The true “capital” of Tuscan wines, this small town is located between hills covered in vineyards, typical of the Chianti countryside and which also produce the Chianti Montespertoli. Even though this area has been inhabited since Etruscan times, it was in the Middle Ages that the town of Montespertoli began to develop thanks to its position along the Via Volterrana which close by, near to Certaldo, joined the the Via Francigena. Buildings from this period include the splendid Pieve di San Piero in Mercato, where the Museum of Sacred Art can be found today and the picturesque village of Lucardo which still conserves its medieval characteristics.
Montespertoli’s commercial importance meant that the surrounding countryside is dotted with castles such as those of Poppiano, Montegufoni and Sonnino which belonged to famous noble Tuscan families. While in the past, merchants and pilgrims journeyed along these roads in search of riches or sanctity, today tourists can follow the Strada del Vino Chianti Montespertoli by car, by bike or on foot to discover the beautiful countryside and experience the typical flavours of the territory.
A whole Museum is dedicated to Montespertoli’s most famous product, wine. The museum illustrates the different phases of the production process. Every year between May and June the important Mostra del Chianti Montespertoli takes place where visitors can enjoy typical dishes, an event which attracts thousands of food and wine lovers. While exploring the hill top roads which surround this town, between churches and breathtaking views, one comes across the unique Parco Arte nel Chianti where installations of contemporary artists re-examine the relationship between the environment and new languages of expression.

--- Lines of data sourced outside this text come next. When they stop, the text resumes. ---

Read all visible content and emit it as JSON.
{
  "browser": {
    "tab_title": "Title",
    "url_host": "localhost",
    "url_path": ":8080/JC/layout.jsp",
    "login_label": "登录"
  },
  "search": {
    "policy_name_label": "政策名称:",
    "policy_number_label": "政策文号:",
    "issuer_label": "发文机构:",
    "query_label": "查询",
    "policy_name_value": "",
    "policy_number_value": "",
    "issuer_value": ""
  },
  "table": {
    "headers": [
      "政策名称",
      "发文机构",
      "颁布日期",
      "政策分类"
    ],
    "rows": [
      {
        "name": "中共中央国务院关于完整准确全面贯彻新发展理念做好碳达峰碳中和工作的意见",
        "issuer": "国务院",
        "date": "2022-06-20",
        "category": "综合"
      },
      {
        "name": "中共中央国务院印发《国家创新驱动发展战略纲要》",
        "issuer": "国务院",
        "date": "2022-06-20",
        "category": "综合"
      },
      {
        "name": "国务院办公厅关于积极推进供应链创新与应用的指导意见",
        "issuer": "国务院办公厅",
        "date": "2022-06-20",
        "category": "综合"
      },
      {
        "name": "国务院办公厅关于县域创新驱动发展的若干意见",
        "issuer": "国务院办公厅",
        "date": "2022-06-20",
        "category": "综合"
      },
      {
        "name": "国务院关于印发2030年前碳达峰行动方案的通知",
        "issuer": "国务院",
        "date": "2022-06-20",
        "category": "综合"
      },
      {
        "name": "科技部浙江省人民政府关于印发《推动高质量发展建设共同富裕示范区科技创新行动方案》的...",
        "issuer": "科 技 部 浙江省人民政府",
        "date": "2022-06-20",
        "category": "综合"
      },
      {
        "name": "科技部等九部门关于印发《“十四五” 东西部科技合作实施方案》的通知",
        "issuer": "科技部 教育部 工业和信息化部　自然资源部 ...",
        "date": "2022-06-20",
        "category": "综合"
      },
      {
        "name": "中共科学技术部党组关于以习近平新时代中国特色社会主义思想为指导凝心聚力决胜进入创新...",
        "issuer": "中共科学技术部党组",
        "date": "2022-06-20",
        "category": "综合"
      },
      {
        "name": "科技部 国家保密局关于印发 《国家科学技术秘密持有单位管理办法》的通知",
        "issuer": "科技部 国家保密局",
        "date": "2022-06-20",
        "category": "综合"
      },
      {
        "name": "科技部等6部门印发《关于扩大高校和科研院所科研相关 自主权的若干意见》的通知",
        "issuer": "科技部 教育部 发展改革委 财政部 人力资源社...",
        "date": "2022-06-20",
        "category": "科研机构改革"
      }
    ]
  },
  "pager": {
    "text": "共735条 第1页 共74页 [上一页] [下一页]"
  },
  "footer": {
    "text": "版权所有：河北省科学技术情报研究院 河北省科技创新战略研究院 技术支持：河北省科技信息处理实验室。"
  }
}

In the historic centre of the town, one finds the Amedeo Bassi Musuem, which documents the importance of the famous 20th Century tenor, who was born and raised in the small town of Montespertoli and went on to tread the boards of some of the most famous theatres in the world.